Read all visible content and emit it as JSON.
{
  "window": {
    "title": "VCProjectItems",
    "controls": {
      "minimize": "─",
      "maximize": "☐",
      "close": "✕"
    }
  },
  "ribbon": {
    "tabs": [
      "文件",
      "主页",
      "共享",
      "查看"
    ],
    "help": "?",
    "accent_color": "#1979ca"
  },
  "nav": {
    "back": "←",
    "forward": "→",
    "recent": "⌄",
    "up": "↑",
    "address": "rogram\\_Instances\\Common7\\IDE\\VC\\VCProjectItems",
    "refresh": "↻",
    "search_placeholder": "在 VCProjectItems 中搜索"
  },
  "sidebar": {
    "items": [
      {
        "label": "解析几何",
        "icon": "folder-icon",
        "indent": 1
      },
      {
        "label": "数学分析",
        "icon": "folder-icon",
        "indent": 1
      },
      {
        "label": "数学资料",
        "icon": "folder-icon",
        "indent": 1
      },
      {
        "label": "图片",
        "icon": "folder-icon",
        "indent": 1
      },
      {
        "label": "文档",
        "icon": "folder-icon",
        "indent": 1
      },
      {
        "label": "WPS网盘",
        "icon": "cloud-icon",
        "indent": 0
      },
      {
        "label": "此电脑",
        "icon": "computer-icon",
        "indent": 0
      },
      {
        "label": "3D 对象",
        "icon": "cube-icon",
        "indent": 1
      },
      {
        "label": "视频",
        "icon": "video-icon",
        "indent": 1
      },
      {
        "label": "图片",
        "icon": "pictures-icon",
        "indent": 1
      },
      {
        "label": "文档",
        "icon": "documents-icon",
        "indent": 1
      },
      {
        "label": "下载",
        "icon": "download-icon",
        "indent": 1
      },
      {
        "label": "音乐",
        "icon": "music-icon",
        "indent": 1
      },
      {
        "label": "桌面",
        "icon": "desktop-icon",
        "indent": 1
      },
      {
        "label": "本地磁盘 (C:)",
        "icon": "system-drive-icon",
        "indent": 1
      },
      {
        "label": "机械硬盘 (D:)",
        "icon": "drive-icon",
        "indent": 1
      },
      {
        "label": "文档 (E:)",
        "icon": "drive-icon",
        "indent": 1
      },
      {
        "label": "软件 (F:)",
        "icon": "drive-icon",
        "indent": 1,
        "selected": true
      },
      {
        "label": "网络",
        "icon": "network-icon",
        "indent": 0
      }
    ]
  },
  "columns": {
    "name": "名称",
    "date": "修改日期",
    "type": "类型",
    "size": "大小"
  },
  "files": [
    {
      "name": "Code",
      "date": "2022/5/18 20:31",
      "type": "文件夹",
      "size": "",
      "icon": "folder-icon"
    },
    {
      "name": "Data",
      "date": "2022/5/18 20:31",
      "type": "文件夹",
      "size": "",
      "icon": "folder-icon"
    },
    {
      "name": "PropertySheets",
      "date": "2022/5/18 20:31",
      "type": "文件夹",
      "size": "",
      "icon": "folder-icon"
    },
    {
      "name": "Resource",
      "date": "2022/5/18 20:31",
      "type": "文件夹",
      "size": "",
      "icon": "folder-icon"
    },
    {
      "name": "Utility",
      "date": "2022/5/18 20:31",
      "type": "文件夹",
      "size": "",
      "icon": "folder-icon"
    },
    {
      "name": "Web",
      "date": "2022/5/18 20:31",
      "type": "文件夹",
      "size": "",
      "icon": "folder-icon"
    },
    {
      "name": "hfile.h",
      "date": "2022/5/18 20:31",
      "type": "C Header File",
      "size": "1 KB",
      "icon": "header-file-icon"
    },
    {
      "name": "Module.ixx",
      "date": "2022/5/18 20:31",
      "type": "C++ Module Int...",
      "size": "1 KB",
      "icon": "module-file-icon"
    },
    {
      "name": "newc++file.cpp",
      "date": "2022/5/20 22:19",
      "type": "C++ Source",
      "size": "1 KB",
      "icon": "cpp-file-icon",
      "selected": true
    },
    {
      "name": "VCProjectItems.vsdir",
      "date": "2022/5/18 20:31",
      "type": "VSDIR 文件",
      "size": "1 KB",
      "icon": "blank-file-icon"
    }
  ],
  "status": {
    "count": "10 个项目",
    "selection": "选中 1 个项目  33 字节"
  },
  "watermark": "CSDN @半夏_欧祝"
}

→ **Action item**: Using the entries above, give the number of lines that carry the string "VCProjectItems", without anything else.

→ **Worked solution**: 4